An Albion in the Antarctic

A new publication is now available from St James Park Press which tells the fascinating story of Aurora Australis, the first book written, printed, illustrated and bound in Antarctica, during the Nimrod Expedition, 1907-9.

An Albion in the Antarctic was first published in 2019 using an Albion Press akin to the one originally taken to the Antarctic by Shackleton. This new high-end facsimile edition is limited to only 92 numbered copies and features a foreword written by Dr Jan Piggott, eminent Shackleton expert and James Caird Society member. It is printed on 140gsm Woodstock Bianco, Woodstock Azzurro and 180gsm Materica Aqua from the fine Italian papermaker, Fedrigoni.

This remarkable edition is the definitive account of Shackleton’s endeavour to produce the first letterpress printed book in Antarctica, despite the hostile environment fraught with difficulties and dangers. Using new research as well as contemporaneous records, this beautifully crafted work is a collector’s item.

Full details of An Albion in the Antarctic can be found on the St James Park Press website

Shackleton’s Final Quest

Shore visit South GeorgiaThe Ice Tracks expedition to commemorate the centenary of Shackleton’s death aboard Quest in 1922 set sail from Ushuaia on 31 December 2022, having been unavoidably delayed by Covid. The expedition party, comprising some 80 adventurers aboard the Island Sky, included JCS members (notably Chairman Rear Admiral Nick Lambert) as well as Patrick Bergel, the Boss’s great-grandson, and Dr Joseph Spence, Master of Dulwich College.

Many other Shackleton enthusiasts and Polar experts, as well as the extremely professional crew and staff of Polar Latitudes, ensured that the splendid 21-day voyage was as informative as it was enjoyable. The ice-ing on the cake was that an auction held on board raised some £8k for the South Georgia Heritage Trust. We are hoping to print a full report of the trip in the summer Newsletter: contributions would be very welcome.
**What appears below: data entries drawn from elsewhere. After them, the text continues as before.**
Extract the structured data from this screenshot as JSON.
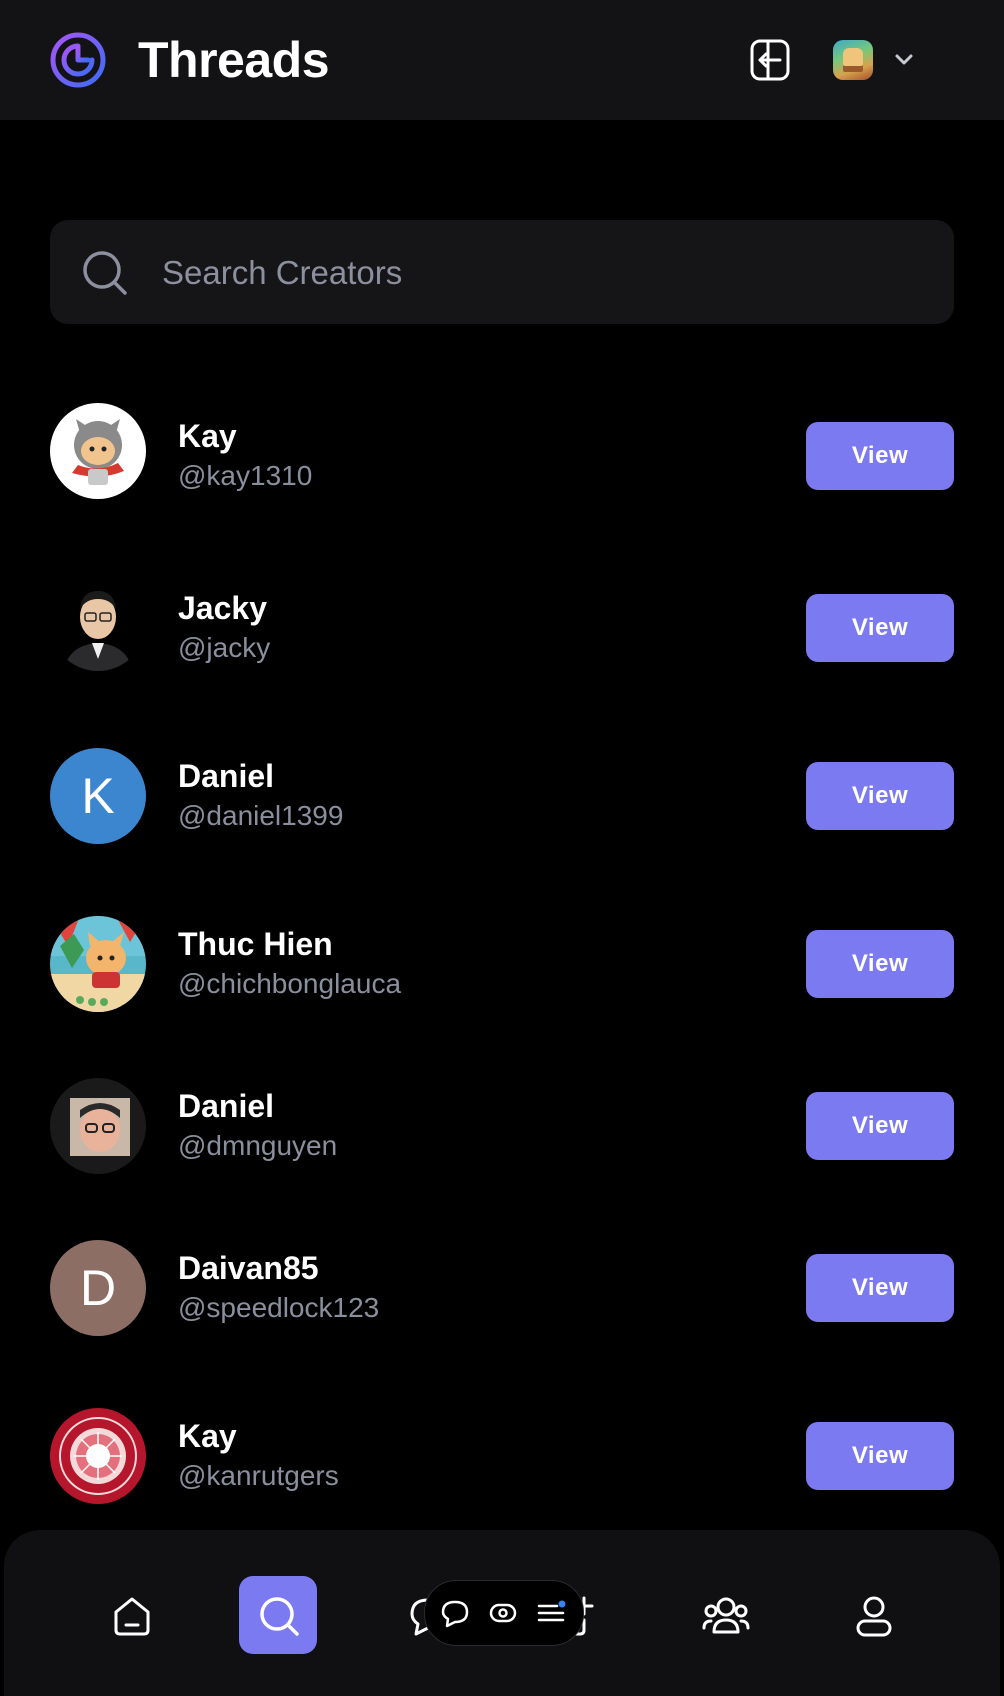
{
  "header": {
    "title": "Threads",
    "logo_icon": "threads-logo-icon",
    "logout_icon": "logout-icon",
    "dropdown_icon": "chevron-down-icon"
  },
  "search": {
    "placeholder": "Search Creators",
    "icon": "search-icon"
  },
  "creators": [
    {
      "name": "Kay",
      "handle": "@kay1310",
      "avatar": "cat-warrior-avatar",
      "button": "View"
    },
    {
      "name": "Jacky",
      "handle": "@jacky",
      "avatar": "photo-avatar",
      "button": "View"
    },
    {
      "name": "Daniel",
      "handle": "@daniel1399",
      "avatar_letter": "K",
      "avatar_color": "#3b86cf",
      "button": "View"
    },
    {
      "name": "Thuc Hien",
      "handle": "@chichbonglauca",
      "avatar": "cat-pool-avatar",
      "button": "View"
    },
    {
      "name": "Daniel",
      "handle": "@dmnguyen",
      "avatar": "photo-avatar",
      "button": "View"
    },
    {
      "name": "Daivan85",
      "handle": "@speedlock123",
      "avatar_letter": "D",
      "avatar_color": "#8c6e65",
      "button": "View"
    },
    {
      "name": "Kay",
      "handle": "@kanrutgers",
      "avatar": "university-seal-avatar",
      "button": "View"
    }
  ],
  "bottom_nav": {
    "items": [
      "home-icon",
      "search-icon",
      "chat-icon",
      "compose-icon",
      "community-icon",
      "profile-icon"
    ],
    "active": "search-icon",
    "floating_bar": [
      "chat-bubble-icon",
      "eye-icon",
      "menu-icon"
    ]
  },
  "colors": {
    "accent": "#7c7af0",
    "background": "#000000",
    "header": "#131316",
    "muted_text": "#8a8f9d"
  }
}
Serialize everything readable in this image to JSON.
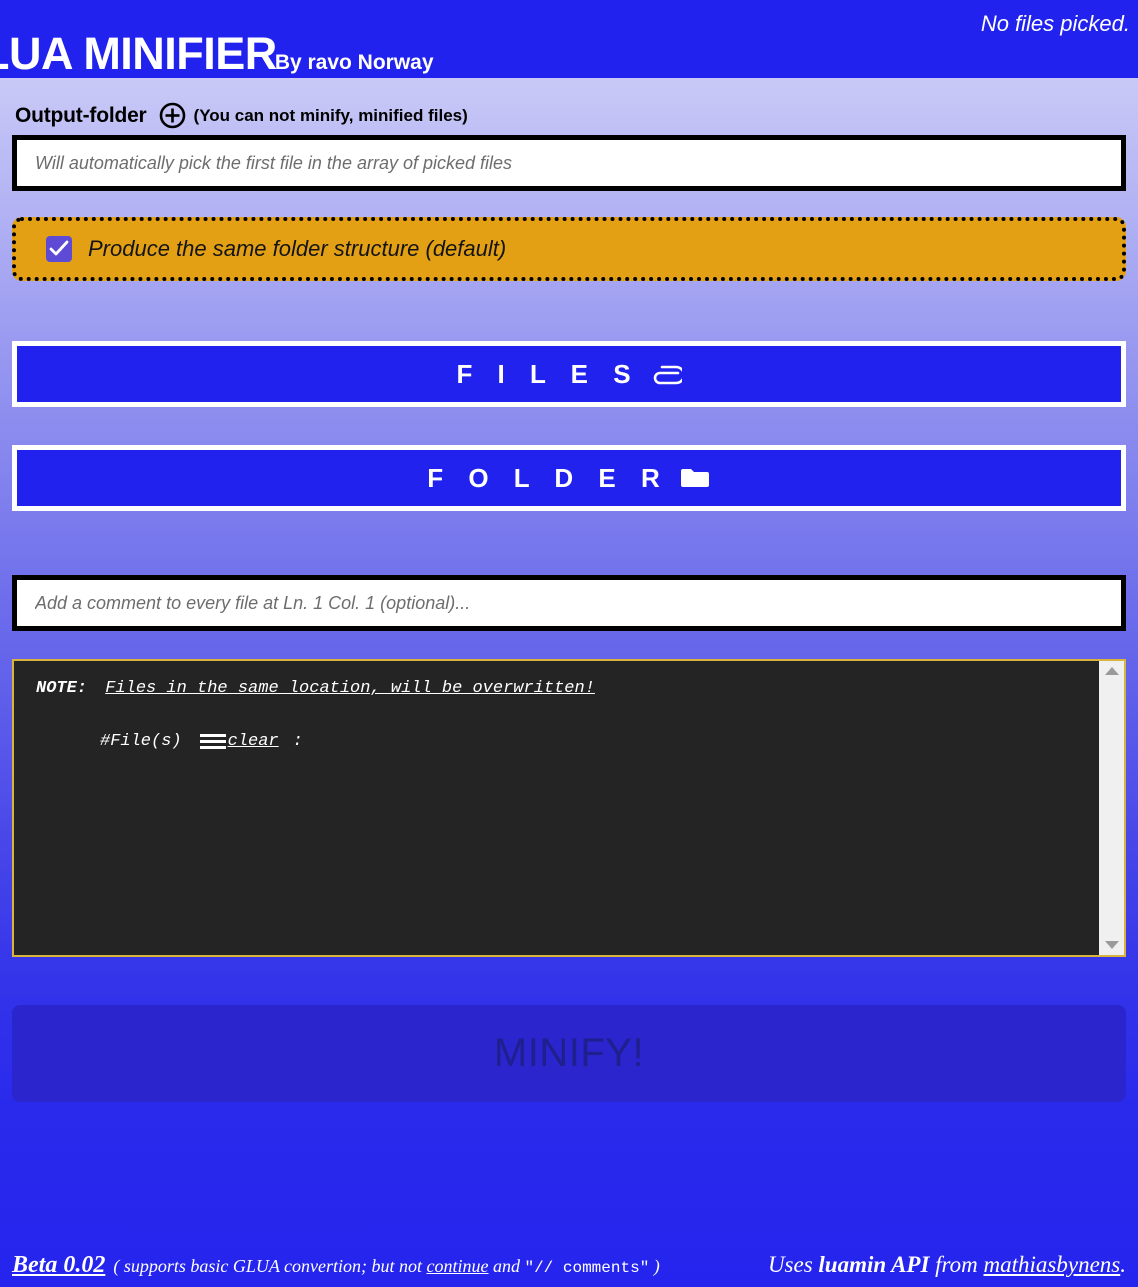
{
  "header": {
    "title": "LUA MINIFIER",
    "byline": "By ravo Norway",
    "files_status": "No files picked."
  },
  "output": {
    "label": "Output-folder",
    "plus_icon": "plus-circle-icon",
    "hint": "(You can not minify, minified files)",
    "field_placeholder": "Will automatically pick the first file in the array of picked files",
    "field_value": ""
  },
  "structure": {
    "checked": true,
    "label": "Produce the same folder structure (default)",
    "box_color": "#e3a015",
    "check_color": "#5d4bd6"
  },
  "buttons": {
    "files_label": "F I L E S",
    "files_icon": "paperclip-icon",
    "folder_label": "F O L D E R",
    "folder_icon": "folder-icon",
    "minify_label": "MINIFY!"
  },
  "comment": {
    "placeholder": "Add a comment to every file at Ln. 1 Col. 1 (optional)...",
    "value": ""
  },
  "note": {
    "prefix": "NOTE:",
    "message": "Files in the same location, will be overwritten!",
    "files_label": "#File(s)",
    "menu_icon": "hamburger-icon",
    "clear_label": "clear",
    "colon": ":",
    "scroll_up_icon": "triangle-up-icon",
    "scroll_down_icon": "triangle-down-icon",
    "bg_color": "#242424",
    "border_color": "#d8b43c"
  },
  "footer": {
    "beta": "Beta 0.02",
    "note_part1": "( supports basic GLUA convertion; but not ",
    "note_link": "continue",
    "note_part2": " and ",
    "note_code": "\"// comments\"",
    "note_part3": " )",
    "right_part1": "Uses ",
    "right_bold": "luamin API",
    "right_part2": " from ",
    "right_link": "mathiasbynens",
    "right_end": "."
  }
}
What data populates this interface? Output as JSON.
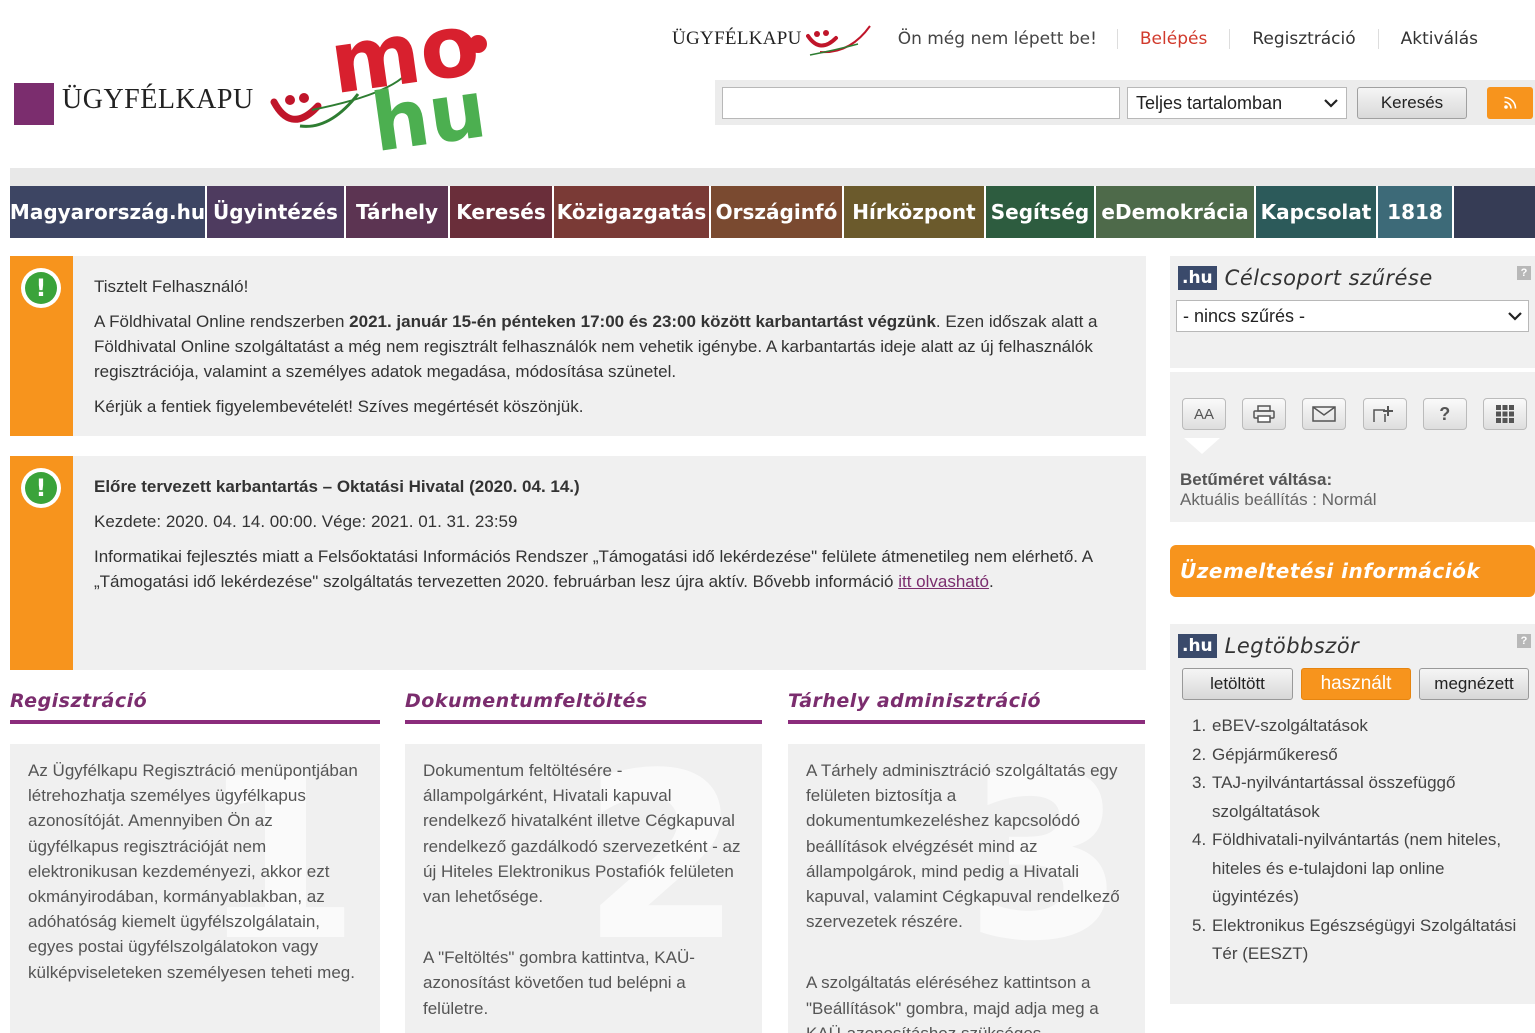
{
  "header": {
    "logo_text": "ÜGYFÉLKAPU",
    "mohu_text": "mo hu",
    "small_logo_text": "ÜGYFÉLKAPU",
    "login_status": "Ön még nem lépett be!",
    "login_link": "Belépés",
    "register_link": "Regisztráció",
    "activate_link": "Aktiválás"
  },
  "search": {
    "value": "",
    "scope_selected": "Teljes tartalomban",
    "button": "Keresés",
    "rss_icon": "rss-icon"
  },
  "nav": {
    "items": [
      {
        "label": "Magyarország.hu",
        "color": "#3d4563"
      },
      {
        "label": "Ügyintézés",
        "color": "#4e3b5f"
      },
      {
        "label": "Tárhely",
        "color": "#5c3452"
      },
      {
        "label": "Keresés",
        "color": "#6a2e3a"
      },
      {
        "label": "Közigazgatás",
        "color": "#7a3a36"
      },
      {
        "label": "Országinfó",
        "color": "#7a4a30"
      },
      {
        "label": "Hírközpont",
        "color": "#6b5a2c"
      },
      {
        "label": "Segítség",
        "color": "#2d5c3f"
      },
      {
        "label": "eDemokrácia",
        "color": "#4e6a4a"
      },
      {
        "label": "Kapcsolat",
        "color": "#2c5a5a"
      },
      {
        "label": "1818",
        "color": "#3d6a78"
      }
    ],
    "tail_color": "#363c55"
  },
  "notice1": {
    "greeting": "Tisztelt Felhasználó!",
    "text_before": "A Földhivatal Online rendszerben ",
    "text_bold": "2021. január 15-én pénteken 17:00 és 23:00 között karbantartást végzünk",
    "text_after": ". Ezen időszak alatt a Földhivatal Online szolgáltatást a még nem regisztrált felhasználók nem vehetik igénybe. A karbantartás ideje alatt az új felhasználók regisztrációja, valamint a személyes adatok megadása, módosítása szünetel.",
    "closing": "Kérjük a fentiek figyelembevételét! Szíves megértését köszönjük."
  },
  "notice2": {
    "title": "Előre tervezett karbantartás – Oktatási Hivatal (2020. 04. 14.)",
    "dates": "Kezdete: 2020. 04. 14. 00:00. Vége: 2021. 01. 31. 23:59",
    "text": "Informatikai fejlesztés miatt a Felsőoktatási Információs Rendszer „Támogatási idő lekérdezése\" felülete átmenetileg nem elérhető. A „Támogatási idő lekérdezése\" szolgáltatás tervezetten 2020. februárban lesz újra aktív. Bővebb információ ",
    "link": "itt olvasható",
    "end": "."
  },
  "columns": [
    {
      "title": "Regisztráció",
      "number": "1",
      "paragraphs": [
        "Az Ügyfélkapu Regisztráció menüpontjában létrehozhatja személyes ügyfélkapus azonosítóját. Amennyiben Ön az ügyfélkapus regisztrációját nem elektronikusan kezdeményezi, akkor ezt okmányirodában, kormányablakban, az adóhatóság kiemelt ügyfélszolgálatain, egyes postai ügyfélszolgálatokon vagy külképviseleteken személyesen teheti meg."
      ]
    },
    {
      "title": "Dokumentumfeltöltés",
      "number": "2",
      "paragraphs": [
        "Dokumentum feltöltésére - állampolgárként, Hivatali kapuval rendelkező hivatalként illetve Cégkapuval rendelkező gazdálkodó szervezetként - az új Hiteles Elektronikus Postafiók felületen van lehetősége.",
        "A \"Feltöltés\" gombra kattintva, KAÜ-azonosítást követően tud belépni a felületre."
      ]
    },
    {
      "title": "Tárhely adminisztráció",
      "number": "3",
      "paragraphs": [
        "A Tárhely adminisztráció szolgáltatás egy felületen biztosítja a dokumentumkezeléshez kapcsolódó beállítások elvégzését mind az állampolgárok, mind pedig a Hivatali kapuval, valamint Cégkapuval rendelkező szervezetek részére.",
        "A szolgáltatás eléréséhez kattintson a \"Beállítások\" gombra, majd adja meg a KAÜ-azonosításhoz szükséges"
      ]
    }
  ],
  "sidebar": {
    "hu_badge": ".hu",
    "filter_title": "Célcsoport szűrése",
    "filter_selected": "- nincs szűrés -",
    "help": "?",
    "tools": {
      "font": "AA",
      "help": "?"
    },
    "font_label": "Betűméret váltása:",
    "font_value": "Aktuális beállítás : Normál",
    "ops_title": "Üzemeltetési információk",
    "popular_title": "Legtöbbször",
    "tabs": [
      "letöltött",
      "használt",
      "megnézett"
    ],
    "active_tab": "használt",
    "popular_items": [
      "eBEV-szolgáltatások",
      "Gépjárműkereső",
      "TAJ-nyilvántartással összefüggő szolgáltatások",
      "Földhivatali-nyilvántartás (nem hiteles, hiteles és e-tulajdoni lap online ügyintézés)",
      "Elektronikus Egészségügyi Szolgáltatási Tér (EESZT)"
    ]
  }
}
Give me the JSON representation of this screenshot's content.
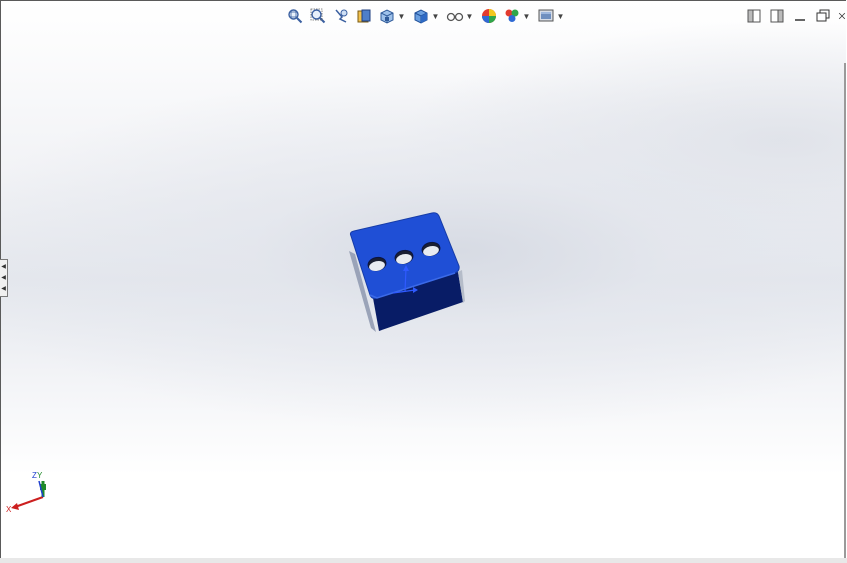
{
  "heads_up_toolbar": {
    "items": [
      {
        "icon": "zoom-to-fit-icon",
        "dropdown": false
      },
      {
        "icon": "zoom-to-area-icon",
        "dropdown": false
      },
      {
        "icon": "previous-view-icon",
        "dropdown": false
      },
      {
        "icon": "section-view-icon",
        "dropdown": false
      },
      {
        "icon": "view-orientation-icon",
        "dropdown": true
      },
      {
        "icon": "display-style-icon",
        "dropdown": true
      },
      {
        "icon": "hide-show-items-icon",
        "dropdown": true
      },
      {
        "icon": "edit-appearance-icon",
        "dropdown": false
      },
      {
        "icon": "apply-scene-icon",
        "dropdown": true
      },
      {
        "icon": "view-settings-icon",
        "dropdown": true
      }
    ]
  },
  "window_controls": [
    "tile-left-icon",
    "tile-right-icon",
    "minimize-icon",
    "restore-icon",
    "close-icon"
  ],
  "triad": {
    "x_label": "X",
    "y_label": "Y",
    "z_label": "Z"
  },
  "colors": {
    "model_top": "#1f4fd6",
    "model_side": "#071a63",
    "triad_x": "#cc1f1f",
    "triad_y": "#1f8a2a",
    "triad_z": "#1f3fd0"
  }
}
Please send pictures and words to

A good time was had by all!

Ann Savours Shirley

Ann Savours Shirley (1927 – 2022)

Members of the James Caird Society will be saddened to hear of the death of eminent Polar historian and writer, Ann Savours Shirley, at the age of 95. Ann’s contribution to the history of Polar exploration was phenomenal, and a full obituary will appear in the next issue of the JCS Newsletter. The Society would like to offer its condolences to Ann’s family. She will be much missed. Further details are available from C.W. Lyons and Son, Canterbury branch

Newsletter correction

We regret that in our Summer 2022 Newsletter there was an error in the piece about The Falklands Maritime Heritage Trust’s Endurance22 Expedition. In it we wrongly described Mensun Bound as Leader of Expedition22. The Leader was in fact Dr John Shears, with Nico Vincent as his deputy. Mensun Bound was Director of Exploration. Full and correct details of the Endurance22 Expedition can be found on their website .

The Quest Chronicle

Quest Chronicle book cover

We are pleased to announce the publication of a new work by Jan Chojecki, grandson of John Quiller Rowett.

This is a limited edition hardback and is available to buy online.

It is the first book for almost a century which concentrates on the Quest (Shackleton-Rowett) Expedition, and contains much unpublished material.

For more information and to purchase this limited edition, please go to the website.

A date to remember

Wednesday 9 March 2022 turned out to be a highly significant day for the James Caird Society and indeed for all admirers of the feats of Sir Ernest Shackleton: not only was it the date of a special reception to mark the launch of Shackleton’s legacy and the power of early Antarctic photography, but it was also the day that the discovery of Endurance, not seen for 107 years, was announced. The former took place in the warm and comfortable surroundings of the Royal Geographical Society in Kensington, London; the latter, as all the world now knows, was in the Weddell Sea, 9,869 feet (3008 metres) beneath the surface where arguably the most famous ship in the world stood proud of the seabed in almost perfect condition, ‘a ship that looks like it sank yesterday.’ (Dan Snow)
More about both these events will appear in the JCS Newsletter this summer. In the meantime, you can find out more about the exhibition here and the discovery of Endurance here